The extension of pollution limits under the Kyoto Protocol at the UN climate talks in Doha, Qatar likely won’t help reduce a surplus of carbon offsets and emissions allowances that have dampened prices.
The agreement to extend the Kyoto Protocol to 2020 only covers about 15 percent of emissions worldwide. Countries’ lack of ambition and their failure to commit to deeper reductions means that global carbon markets will remain depressed for some time, said Stig Schjølset, head of EU Carbon Analysis, Thomson Reuters Point Carbon.
Without deeper reduction targets, investment in the Clean Development Mechanism, one of two carbon offset schemes that operate under the UN climate framework, is likely to dry up and it will be very difficult to get any of the new market mechanisms discussed at UN level off the drawing board, Schjølset said.

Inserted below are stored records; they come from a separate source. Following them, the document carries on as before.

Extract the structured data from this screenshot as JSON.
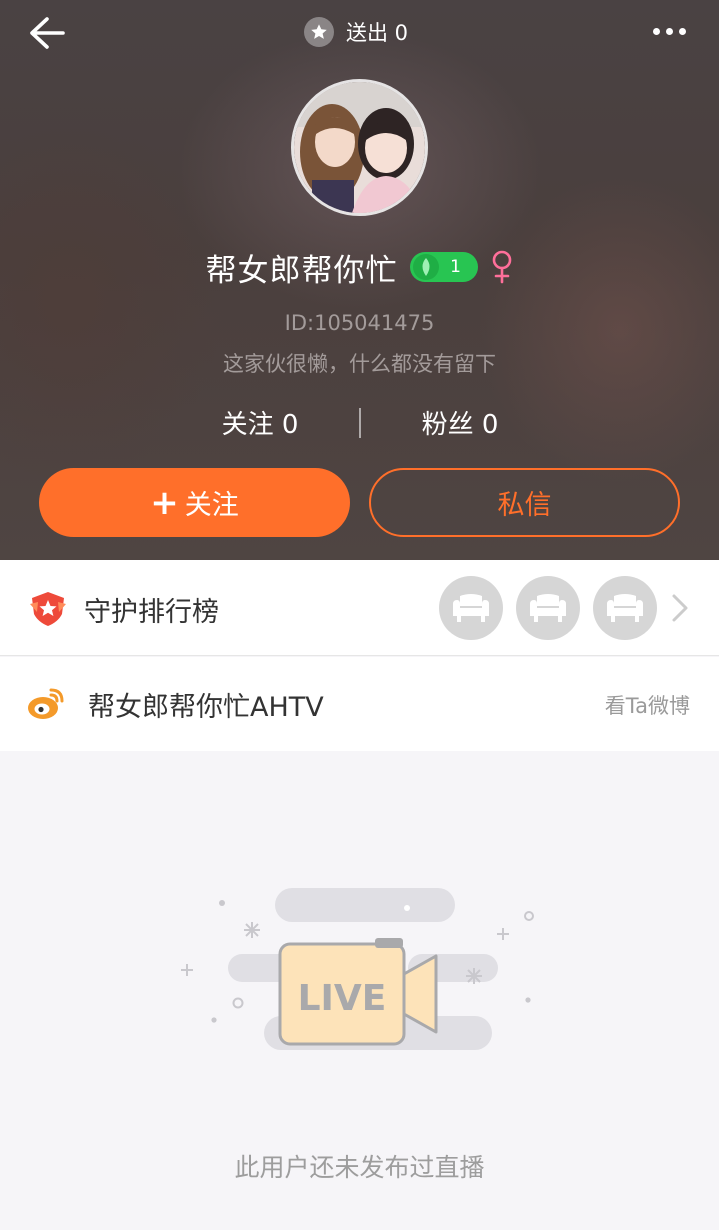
{
  "header": {
    "sent_label": "送出 0",
    "name": "帮女郎帮你忙",
    "level": "1",
    "user_id": "ID:105041475",
    "bio": "这家伙很懒，什么都没有留下",
    "following": "关注 0",
    "fans": "粉丝 0",
    "follow_button": "关注",
    "message_button": "私信"
  },
  "guard": {
    "label": "守护排行榜"
  },
  "weibo": {
    "name": "帮女郎帮你忙AHTV",
    "link": "看Ta微博"
  },
  "empty_state": {
    "badge_text": "LIVE",
    "message": "此用户还未发布过直播"
  },
  "colors": {
    "accent": "#ff6f2a",
    "level_green": "#28c552",
    "gender_pink": "#ff6f9a"
  }
}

Under the Clean Development Mechanism, governments and companies can invest in emissions reduction projects in exchange for tradeable credits known as Certified Emission Reductions, which then can be used to meet climate targets.
In the lead up to the climate talks, carbon-trading company Orbeo predicted prices for UN emissions credits may drop to almost zero this year. As of late October, the price of CERs had dropped 85 percent in the past year because of an oversupplied market.
CER prices have since continued their decline. CERs for December fell today to a record 56 euro cents ($0.73) a metric ton on the ICE Futures Europe exchange in London, Bloomberg reported.
The European Union did reach an internal agreement on how to deal with its surplus of international allowances known as Assigned Amount Units, reported Reuters. The EU text was included in the final package of agreements known as the Doha Climate Gateway.
Under the agreement, allowances will be carried over into a second Kyoto commitment period, reported Reuters. However, allowance purchases would be limited to 2 percent of the purchaser’s national allocation.
Even that extra purchasing power is unlikely to be met. Australia, the EU, Japan, Liechtenstein, Norway and Switzerland—the only countries likely to purchase allowances — made declarations saying they would not buy them, a move that ensures they have limited market value.